Could the HMRC investigation reveal some last-minute skeletons in closets? Or is the deal as good as done? Here our writer Liam Kennedy takes a look at the likely outcome.

Where is the Newcastle United takeover at?

The Echo understands a deal worth in the region of £300million has been agreed, papers lodged to the Premier League and the owners and directors test well under way. All that stands between Mike Ashley relinquishing control of the Magpies after 13 years and the Public Investment Fund of Saudi Arabia, the Reuben Brothers and Amanda Staveley’s PCP Capital Partners taking the seats in the boardroom, is the green light by the league and a transferring of the remainder of the balance, thought to be around £283million.

Who are the consortium involved?

Property magnates the Reuben Brothers, Simon and David, according to the Sunday Times Rich List – which was most recently published in May 2019 – are worth £18.66billion.

That places them as the second richest family in the United Kingdom. It would also make them the second richest football club owners in England, were they to buy the club outright. They are taking a 10% stake.

David Reuben’s son Jamie Reuben is set to take a place on the United board, according to reports. He currently sits on the board at Championship outfit QPR.

Then there is PCP Capital Partners, headed up by financier Amanda Staveley. Her wealth is unknown, but she is credited with brokering the Manchester City takeover and attempting to buy Liverpool. Herself and husband Mehrdad Ghodoussi are understood to be also taking a place in the St James's Park boardroom.

And finally, there is the Public Investment Fund of Saudi Arabia, who are the sovereign wealth fund of the kingdom. Ranking as one of the richest wealth funds on the planet, their worth is estimated to be around £260billion.

They run the most profitable company in the world, Saudi Aramco.

What is the HMRC case against Newcastle United? And what happened back in 2017?

Managing director Lee Charnley’s Gosforth property was raided along with offices at St James’s Park and the club’s Benton training ground in relation to suspected tax and national insurance fraud.

Charnley was released without charge, while authorities in the UK and France made several arrests and collected potential evidence. West Ham United’s London Stadium was also raided.

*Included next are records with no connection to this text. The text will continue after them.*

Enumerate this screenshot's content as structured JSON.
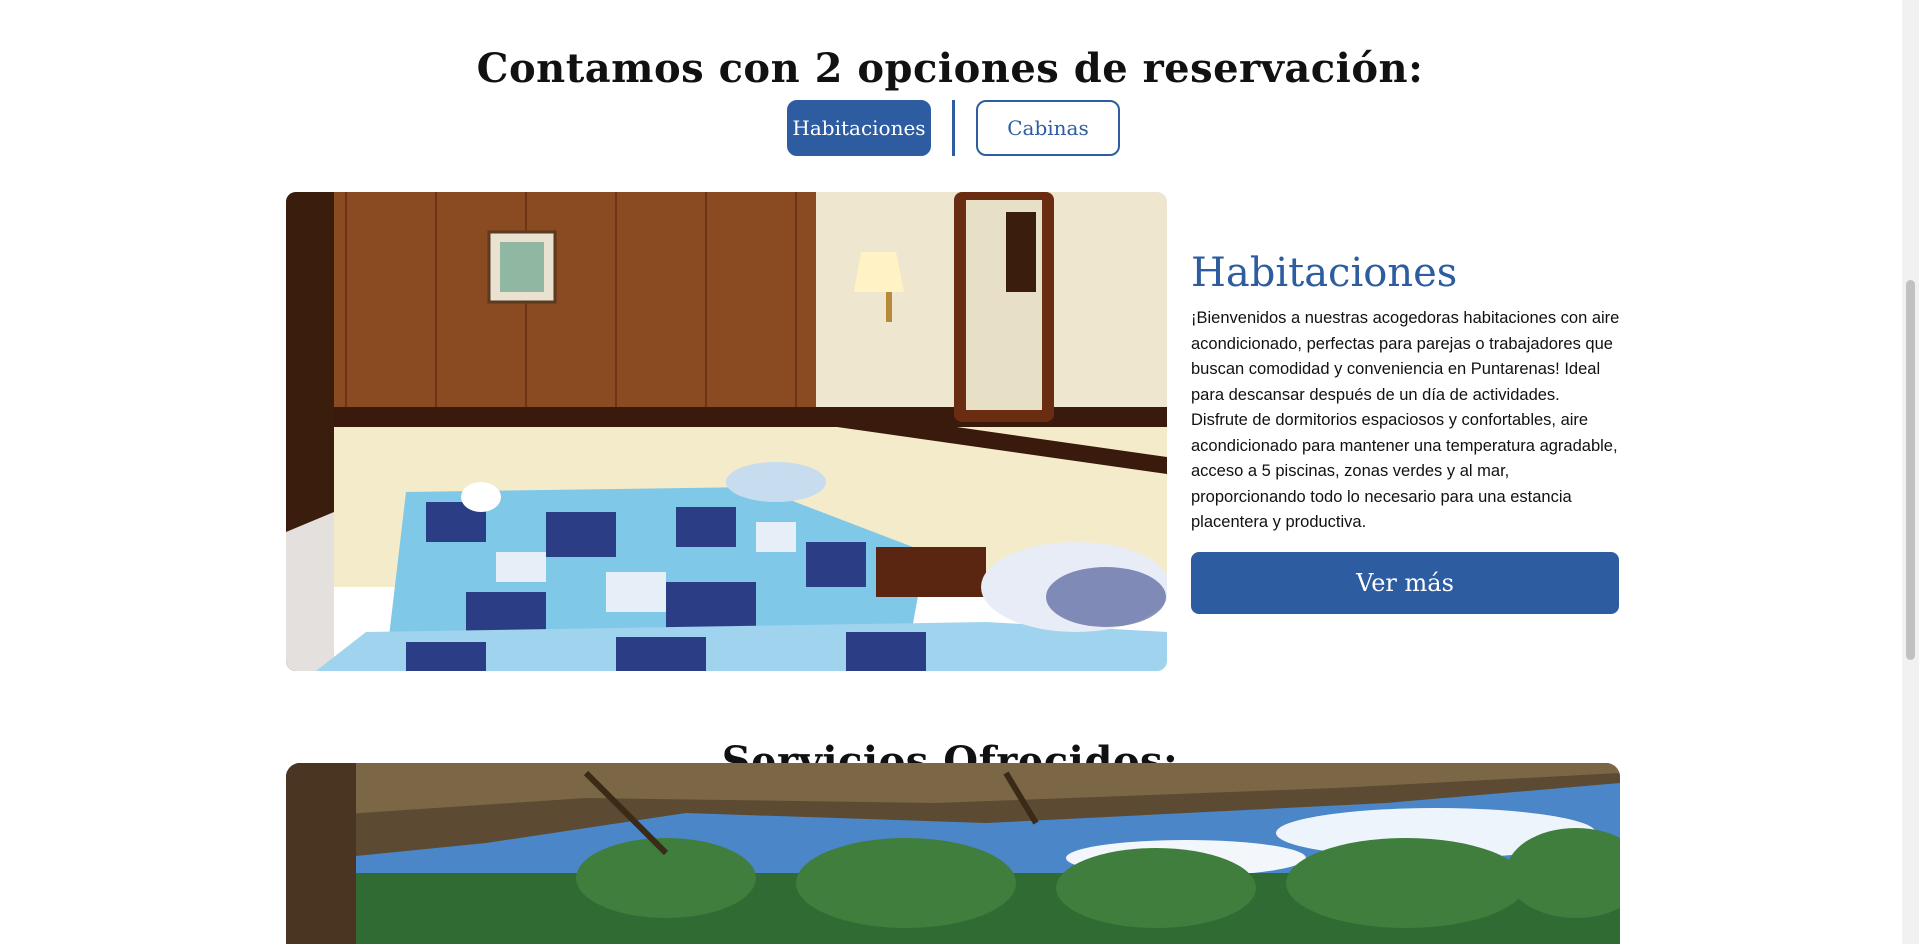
{
  "header": {
    "title": "Contamos con 2 opciones de reservación:"
  },
  "toggle": {
    "option_active": "Habitaciones",
    "option_inactive": "Cabinas"
  },
  "room": {
    "heading": "Habitaciones",
    "description": "¡Bienvenidos a nuestras acogedoras habitaciones con aire acondicionado, perfectas para parejas o trabajadores que buscan comodidad y conveniencia en Puntarenas! Ideal para descansar después de un día de actividades. Disfrute de dormitorios espaciosos y confortables, aire acondicionado para mantener una temperatura agradable, acceso a 5 piscinas, zonas verdes y al mar, proporcionando todo lo necesario para una estancia placentera y productiva.",
    "cta": "Ver más"
  },
  "services": {
    "title": "Servicios Ofrecidos:"
  },
  "colors": {
    "accent": "#2d5da0",
    "background": "#ffffff",
    "text": "#111111"
  }
}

At the time, and HMRC spokesperson said: “180 HMRC officers have been deployed across the UK and France. Investigators have searched a number of premises in the North East and South East of England and arrested the men and also seized business records, financial records, computers and mobile phones.

“The French authorities are assisting the UK investigation, have made arrests and several locations have been searched in France.”

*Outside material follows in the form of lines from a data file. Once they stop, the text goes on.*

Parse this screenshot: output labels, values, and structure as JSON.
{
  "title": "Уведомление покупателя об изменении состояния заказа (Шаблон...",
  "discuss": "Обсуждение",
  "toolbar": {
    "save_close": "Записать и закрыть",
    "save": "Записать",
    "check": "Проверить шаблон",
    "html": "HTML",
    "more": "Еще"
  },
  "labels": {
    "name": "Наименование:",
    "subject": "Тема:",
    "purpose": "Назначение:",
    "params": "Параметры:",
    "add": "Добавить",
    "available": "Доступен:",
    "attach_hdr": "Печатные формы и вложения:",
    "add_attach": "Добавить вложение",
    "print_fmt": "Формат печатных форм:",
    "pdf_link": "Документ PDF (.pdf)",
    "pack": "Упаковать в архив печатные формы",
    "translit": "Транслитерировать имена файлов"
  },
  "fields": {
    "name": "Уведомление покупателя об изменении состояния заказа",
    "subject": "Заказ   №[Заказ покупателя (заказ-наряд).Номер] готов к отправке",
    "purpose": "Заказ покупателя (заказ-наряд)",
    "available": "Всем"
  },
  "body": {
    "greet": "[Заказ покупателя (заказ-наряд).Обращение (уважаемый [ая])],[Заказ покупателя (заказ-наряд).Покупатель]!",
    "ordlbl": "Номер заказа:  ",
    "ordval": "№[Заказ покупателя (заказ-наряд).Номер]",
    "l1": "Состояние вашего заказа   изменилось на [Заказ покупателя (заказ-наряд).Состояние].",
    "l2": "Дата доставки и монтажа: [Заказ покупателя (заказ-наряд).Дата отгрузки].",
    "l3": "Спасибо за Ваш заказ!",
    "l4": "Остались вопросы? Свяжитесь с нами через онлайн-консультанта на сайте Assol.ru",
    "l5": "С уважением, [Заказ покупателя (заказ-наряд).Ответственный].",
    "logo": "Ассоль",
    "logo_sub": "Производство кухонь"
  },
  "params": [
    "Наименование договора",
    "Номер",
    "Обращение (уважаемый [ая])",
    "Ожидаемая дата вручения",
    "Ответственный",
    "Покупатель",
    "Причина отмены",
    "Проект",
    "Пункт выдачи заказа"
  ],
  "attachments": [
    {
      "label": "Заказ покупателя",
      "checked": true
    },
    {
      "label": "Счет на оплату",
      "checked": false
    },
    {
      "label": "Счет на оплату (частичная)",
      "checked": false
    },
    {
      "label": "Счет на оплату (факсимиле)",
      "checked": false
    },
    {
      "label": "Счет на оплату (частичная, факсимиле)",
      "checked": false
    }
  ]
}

What next for Newcastle in terms of takeover and HMRC investigation?

As an HMRC spokesman said at the time, fraud investigations of this size and nature “take a very long period of time” to be come to fruition, ie see prosecutions.

So, as things stand, it is business as usual on the HMRC investigation front.

As for the Saudi-financed takeover, Newcastle must continue to play the waiting game.

There are yet to be any red flags brought up in the owners and directors test done by the Premier League, but that is on-going.

Due to the coronavirus crisis, Ramadan, which starts this week, is set to see countries continue as usual, despite the usual slowing down of business. That is thought to be unlikely to impact on any potential announcement.

By next week fans can start looking forward to a resolution, the signing off of finances and the exchange of the club from Ashley to the consortium.